» What you should do: Pictures are to be left out, but please repeat each record exactly.

» Data for review:
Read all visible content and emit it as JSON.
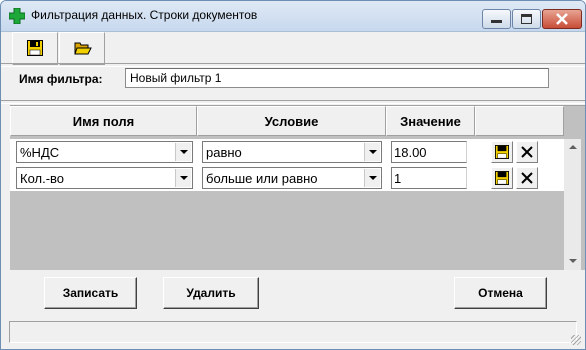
{
  "window": {
    "title": "Фильтрация данных. Строки документов"
  },
  "toolbar": {
    "save_icon": "floppy-disk-icon",
    "open_icon": "folder-open-icon"
  },
  "filter": {
    "label": "Имя фильтра:",
    "value": "Новый фильтр 1"
  },
  "grid": {
    "headers": [
      "Имя поля",
      "Условие",
      "Значение",
      ""
    ],
    "rows": [
      {
        "field": "%НДС",
        "condition": "равно",
        "value": "18.00"
      },
      {
        "field": "Кол.-во",
        "condition": "больше или равно",
        "value": "1"
      }
    ]
  },
  "buttons": {
    "save": "Записать",
    "delete": "Удалить",
    "cancel": "Отмена"
  },
  "status": ""
}
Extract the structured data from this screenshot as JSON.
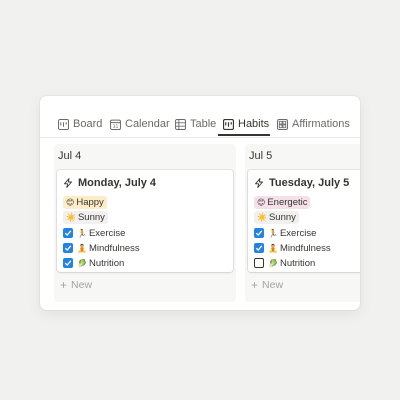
{
  "tabs": [
    {
      "label": "Board",
      "icon": "board-icon"
    },
    {
      "label": "Calendar",
      "icon": "calendar-icon"
    },
    {
      "label": "Table",
      "icon": "table-icon"
    },
    {
      "label": "Habits",
      "icon": "board-icon",
      "active": true
    },
    {
      "label": "Affirmations",
      "icon": "gallery-icon"
    }
  ],
  "columns": [
    {
      "header": "Jul 4",
      "card": {
        "title": "Monday, July 4",
        "mood": {
          "emoji": "😊",
          "label": "Happy",
          "color": "#fdecc8"
        },
        "weather": {
          "emoji": "☀️",
          "label": "Sunny",
          "color": "#f1f0ef"
        },
        "habits": [
          {
            "emoji": "🏃",
            "label": "Exercise",
            "checked": true
          },
          {
            "emoji": "🧘",
            "label": "Mindfulness",
            "checked": true
          },
          {
            "emoji": "🥬",
            "label": "Nutrition",
            "checked": true
          }
        ]
      },
      "new_label": "New"
    },
    {
      "header": "Jul 5",
      "card": {
        "title": "Tuesday, July 5",
        "mood": {
          "emoji": "😊",
          "label": "Energetic",
          "color": "#f5e0e9"
        },
        "weather": {
          "emoji": "☀️",
          "label": "Sunny",
          "color": "#f1f0ef"
        },
        "habits": [
          {
            "emoji": "🏃",
            "label": "Exercise",
            "checked": true
          },
          {
            "emoji": "🧘",
            "label": "Mindfulness",
            "checked": true
          },
          {
            "emoji": "🥬",
            "label": "Nutrition",
            "checked": false
          }
        ]
      },
      "new_label": "New"
    }
  ],
  "colors": {
    "accent_checkbox": "#2383e2",
    "text": "#37352f",
    "muted": "#6b6a66",
    "background": "#f1f1ef"
  }
}
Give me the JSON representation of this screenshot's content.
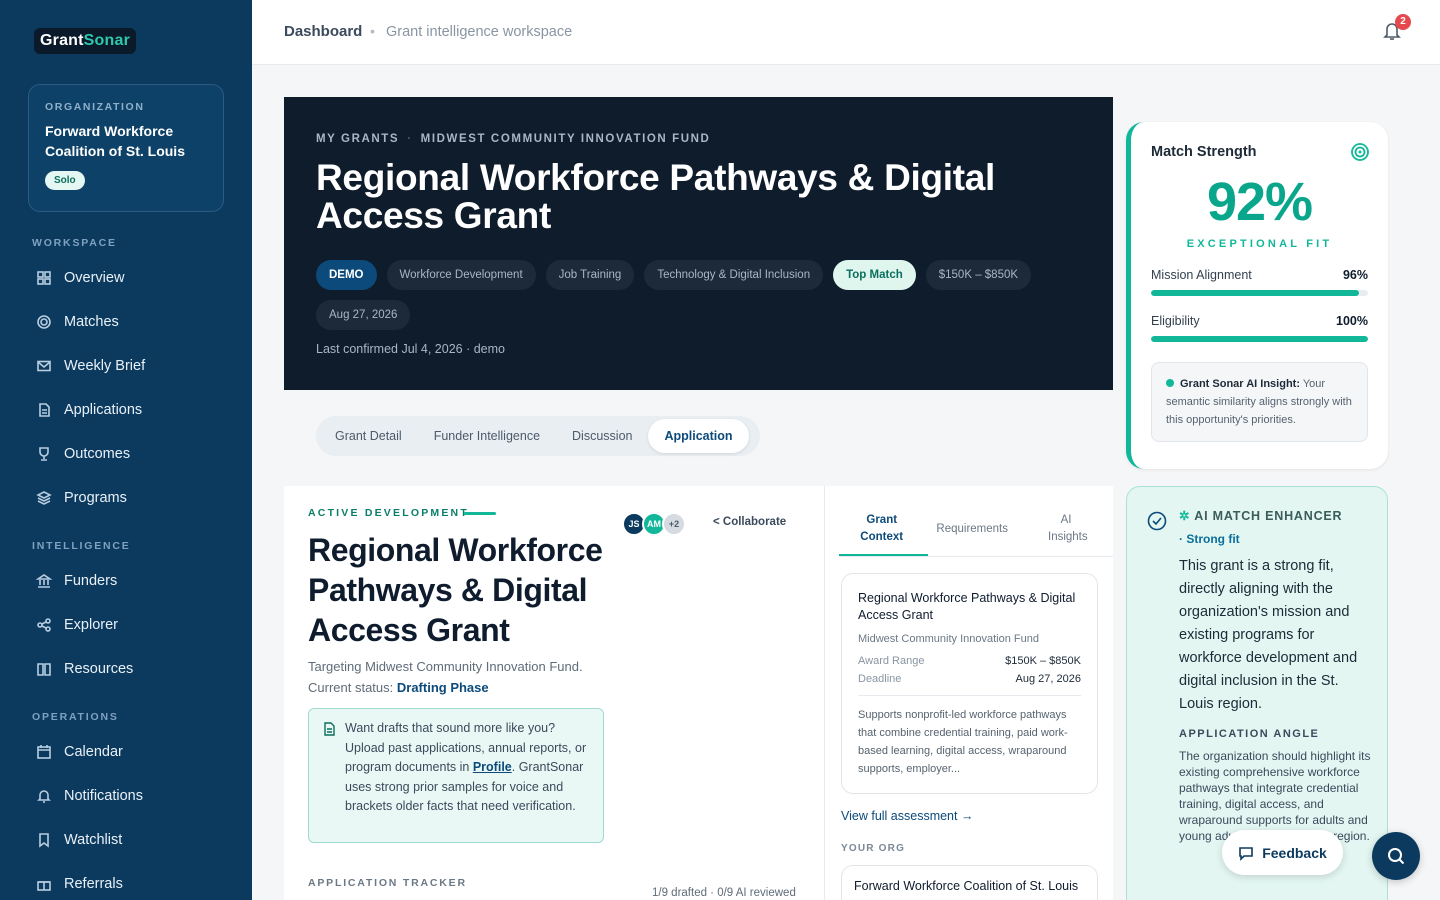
{
  "brand": {
    "part1": "Grant",
    "part2": "Sonar"
  },
  "org": {
    "label": "ORGANIZATION",
    "name": "Forward Workforce Coalition of St. Louis",
    "badge": "Solo"
  },
  "sidebar": {
    "workspace_label": "WORKSPACE",
    "intelligence_label": "INTELLIGENCE",
    "operations_label": "OPERATIONS",
    "items": [
      {
        "label": "Overview",
        "icon": "grid-icon"
      },
      {
        "label": "Matches",
        "icon": "target-icon"
      },
      {
        "label": "Weekly Brief",
        "icon": "mail-icon"
      },
      {
        "label": "Applications",
        "icon": "document-icon"
      },
      {
        "label": "Outcomes",
        "icon": "trophy-icon"
      },
      {
        "label": "Programs",
        "icon": "layers-icon"
      },
      {
        "label": "Funders",
        "icon": "bank-icon"
      },
      {
        "label": "Explorer",
        "icon": "share-icon"
      },
      {
        "label": "Resources",
        "icon": "book-icon"
      },
      {
        "label": "Calendar",
        "icon": "calendar-icon"
      },
      {
        "label": "Notifications",
        "icon": "bell-icon"
      },
      {
        "label": "Watchlist",
        "icon": "bookmark-icon"
      },
      {
        "label": "Referrals",
        "icon": "gift-icon"
      }
    ]
  },
  "header": {
    "crumb1": "Dashboard",
    "crumb2": "Grant intelligence workspace",
    "notifications": "2"
  },
  "hero": {
    "crumb1": "MY GRANTS",
    "crumb2": "MIDWEST COMMUNITY INNOVATION FUND",
    "title": "Regional Workforce Pathways & Digital Access Grant",
    "chips": [
      "DEMO",
      "Workforce Development",
      "Job Training",
      "Technology & Digital Inclusion",
      "Top Match",
      "$150K – $850K",
      "Aug 27, 2026"
    ],
    "confirmed": "Last confirmed Jul 4, 2026 · demo"
  },
  "tabs": [
    "Grant Detail",
    "Funder Intelligence",
    "Discussion",
    "Application"
  ],
  "match": {
    "title": "Match Strength",
    "pct": "92%",
    "fit": "EXCEPTIONAL FIT",
    "mission_label": "Mission Alignment",
    "mission_value": "96%",
    "mission_fraction": 0.96,
    "elig_label": "Eligibility",
    "elig_value": "100%",
    "elig_fraction": 1.0,
    "insight_title": "Grant Sonar AI Insight:",
    "insight_text": " Your semantic similarity aligns strongly with this opportunity's priorities."
  },
  "enhancer": {
    "title": "AI MATCH ENHANCER",
    "sub": "· Strong fit",
    "text": "This grant is a strong fit, directly aligning with the organization's mission and existing programs for workforce development and digital inclusion in the St. Louis region.",
    "angle_label": "APPLICATION ANGLE",
    "angle_text": "The organization should highlight its existing comprehensive workforce pathways that integrate credential training, digital access, and wraparound supports for adults and young adults in the St. Louis region."
  },
  "main": {
    "label": "ACTIVE DEVELOPMENT",
    "title": "Regional Workforce Pathways & Digital Access Grant",
    "targeting": "Targeting Midwest Community Innovation Fund.",
    "status_prefix": "Current status: ",
    "status": "Drafting Phase",
    "avatars": [
      "JS",
      "AM",
      "+2"
    ],
    "collaborate": "<  Collaborate",
    "tip_1": "Want drafts that sound more like you? Upload past applications, annual reports, or program documents in ",
    "tip_link": "Profile",
    "tip_2": ". GrantSonar uses strong prior samples for voice and brackets older facts that need verification.",
    "tracker_label": "APPLICATION TRACKER",
    "tracker_count": "1/9 drafted · 0/9 AI reviewed"
  },
  "side": {
    "tab1": "Grant Context",
    "tab2": "Requirements",
    "tab3": "AI Insights",
    "card_title": "Regional Workforce Pathways & Digital Access Grant",
    "card_funder": "Midwest Community Innovation Fund",
    "award_label": "Award Range",
    "award_value": "$150K – $850K",
    "deadline_label": "Deadline",
    "deadline_value": "Aug 27, 2026",
    "desc": "Supports nonprofit-led workforce pathways that combine credential training, paid work-based learning, digital access, wraparound supports, employer...",
    "view_link": "View full assessment →",
    "your_org": "YOUR ORG",
    "org_name": "Forward Workforce Coalition of St. Louis"
  },
  "feedback": "Feedback",
  "colors": {
    "sidebar": "#0b3a5e",
    "accent": "#12b79a",
    "hero": "#0f1c2b"
  }
}
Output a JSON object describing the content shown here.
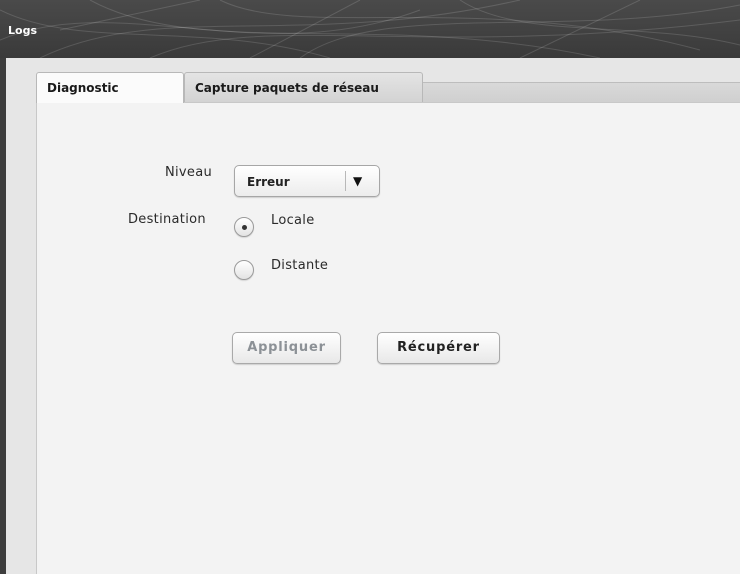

» Output of the task:
Read all visible content and emit it as JSON.
{
  "window": {
    "title": "Фильтрация данных. Строки документов"
  },
  "toolbar": {
    "save_icon": "floppy-disk-icon",
    "open_icon": "folder-open-icon"
  },
  "filter": {
    "label": "Имя фильтра:",
    "value": "Новый фильтр 1"
  },
  "grid": {
    "headers": [
      "Имя поля",
      "Условие",
      "Значение",
      ""
    ],
    "rows": [
      {
        "field": "%НДС",
        "condition": "равно",
        "value": "18.00"
      },
      {
        "field": "Кол.-во",
        "condition": "больше или равно",
        "value": "1"
      }
    ]
  },
  "buttons": {
    "save": "Записать",
    "delete": "Удалить",
    "cancel": "Отмена"
  },
  "status": ""
}
Extract the structured data from this screenshot as JSON.
{
  "tabs": [
    {
      "label": "Board",
      "icon": "board-icon"
    },
    {
      "label": "Calendar",
      "icon": "calendar-icon"
    },
    {
      "label": "Table",
      "icon": "table-icon"
    },
    {
      "label": "Habits",
      "icon": "board-icon",
      "active": true
    },
    {
      "label": "Affirmations",
      "icon": "gallery-icon"
    }
  ],
  "columns": [
    {
      "header": "Jul 4",
      "card": {
        "title": "Monday, July 4",
        "mood": {
          "emoji": "😊",
          "label": "Happy",
          "color": "#fdecc8"
        },
        "weather": {
          "emoji": "☀️",
          "label": "Sunny",
          "color": "#f1f0ef"
        },
        "habits": [
          {
            "emoji": "🏃",
            "label": "Exercise",
            "checked": true
          },
          {
            "emoji": "🧘",
            "label": "Mindfulness",
            "checked": true
          },
          {
            "emoji": "🥬",
            "label": "Nutrition",
            "checked": true
          }
        ]
      },
      "new_label": "New"
    },
    {
      "header": "Jul 5",
      "card": {
        "title": "Tuesday, July 5",
        "mood": {
          "emoji": "😊",
          "label": "Energetic",
          "color": "#f5e0e9"
        },
        "weather": {
          "emoji": "☀️",
          "label": "Sunny",
          "color": "#f1f0ef"
        },
        "habits": [
          {
            "emoji": "🏃",
            "label": "Exercise",
            "checked": true
          },
          {
            "emoji": "🧘",
            "label": "Mindfulness",
            "checked": true
          },
          {
            "emoji": "🥬",
            "label": "Nutrition",
            "checked": false
          }
        ]
      },
      "new_label": "New"
    }
  ],
  "colors": {
    "accent_checkbox": "#2383e2",
    "text": "#37352f",
    "muted": "#6b6a66",
    "background": "#f1f1ef"
  }
}
Give me the JSON representation of this screenshot's content.
{
  "brand": {
    "part1": "Grant",
    "part2": "Sonar"
  },
  "org": {
    "label": "ORGANIZATION",
    "name": "Forward Workforce Coalition of St. Louis",
    "badge": "Solo"
  },
  "sidebar": {
    "workspace_label": "WORKSPACE",
    "intelligence_label": "INTELLIGENCE",
    "operations_label": "OPERATIONS",
    "items": [
      {
        "label": "Overview",
        "icon": "grid-icon"
      },
      {
        "label": "Matches",
        "icon": "target-icon"
      },
      {
        "label": "Weekly Brief",
        "icon": "mail-icon"
      },
      {
        "label": "Applications",
        "icon": "document-icon"
      },
      {
        "label": "Outcomes",
        "icon": "trophy-icon"
      },
      {
        "label": "Programs",
        "icon": "layers-icon"
      },
      {
        "label": "Funders",
        "icon": "bank-icon"
      },
      {
        "label": "Explorer",
        "icon": "share-icon"
      },
      {
        "label": "Resources",
        "icon": "book-icon"
      },
      {
        "label": "Calendar",
        "icon": "calendar-icon"
      },
      {
        "label": "Notifications",
        "icon": "bell-icon"
      },
      {
        "label": "Watchlist",
        "icon": "bookmark-icon"
      },
      {
        "label": "Referrals",
        "icon": "gift-icon"
      }
    ]
  },
  "header": {
    "crumb1": "Dashboard",
    "crumb2": "Grant intelligence workspace",
    "notifications": "2"
  },
  "hero": {
    "crumb1": "MY GRANTS",
    "crumb2": "MIDWEST COMMUNITY INNOVATION FUND",
    "title": "Regional Workforce Pathways & Digital Access Grant",
    "chips": [
      "DEMO",
      "Workforce Development",
      "Job Training",
      "Technology & Digital Inclusion",
      "Top Match",
      "$150K – $850K",
      "Aug 27, 2026"
    ],
    "confirmed": "Last confirmed Jul 4, 2026 · demo"
  },
  "tabs": [
    "Grant Detail",
    "Funder Intelligence",
    "Discussion",
    "Application"
  ],
  "match": {
    "title": "Match Strength",
    "pct": "92%",
    "fit": "EXCEPTIONAL FIT",
    "mission_label": "Mission Alignment",
    "mission_value": "96%",
    "mission_fraction": 0.96,
    "elig_label": "Eligibility",
    "elig_value": "100%",
    "elig_fraction": 1.0,
    "insight_title": "Grant Sonar AI Insight:",
    "insight_text": " Your semantic similarity aligns strongly with this opportunity's priorities."
  },
  "enhancer": {
    "title": "AI MATCH ENHANCER",
    "sub": "· Strong fit",
    "text": "This grant is a strong fit, directly aligning with the organization's mission and existing programs for workforce development and digital inclusion in the St. Louis region.",
    "angle_label": "APPLICATION ANGLE",
    "angle_text": "The organization should highlight its existing comprehensive workforce pathways that integrate credential training, digital access, and wraparound supports for adults and young adults in the St. Louis region."
  },
  "main": {
    "label": "ACTIVE DEVELOPMENT",
    "title": "Regional Workforce Pathways & Digital Access Grant",
    "targeting": "Targeting Midwest Community Innovation Fund.",
    "status_prefix": "Current status: ",
    "status": "Drafting Phase",
    "avatars": [
      "JS",
      "AM",
      "+2"
    ],
    "collaborate": "<  Collaborate",
    "tip_1": "Want drafts that sound more like you? Upload past applications, annual reports, or program documents in ",
    "tip_link": "Profile",
    "tip_2": ". GrantSonar uses strong prior samples for voice and brackets older facts that need verification.",
    "tracker_label": "APPLICATION TRACKER",
    "tracker_count": "1/9 drafted · 0/9 AI reviewed"
  },
  "side": {
    "tab1": "Grant Context",
    "tab2": "Requirements",
    "tab3": "AI Insights",
    "card_title": "Regional Workforce Pathways & Digital Access Grant",
    "card_funder": "Midwest Community Innovation Fund",
    "award_label": "Award Range",
    "award_value": "$150K – $850K",
    "deadline_label": "Deadline",
    "deadline_value": "Aug 27, 2026",
    "desc": "Supports nonprofit-led workforce pathways that combine credential training, paid work-based learning, digital access, wraparound supports, employer...",
    "view_link": "View full assessment →",
    "your_org": "YOUR ORG",
    "org_name": "Forward Workforce Coalition of St. Louis"
  },
  "feedback": "Feedback",
  "colors": {
    "sidebar": "#0b3a5e",
    "accent": "#12b79a",
    "hero": "#0f1c2b"
  }
}
Output a JSON object describing the content shown here.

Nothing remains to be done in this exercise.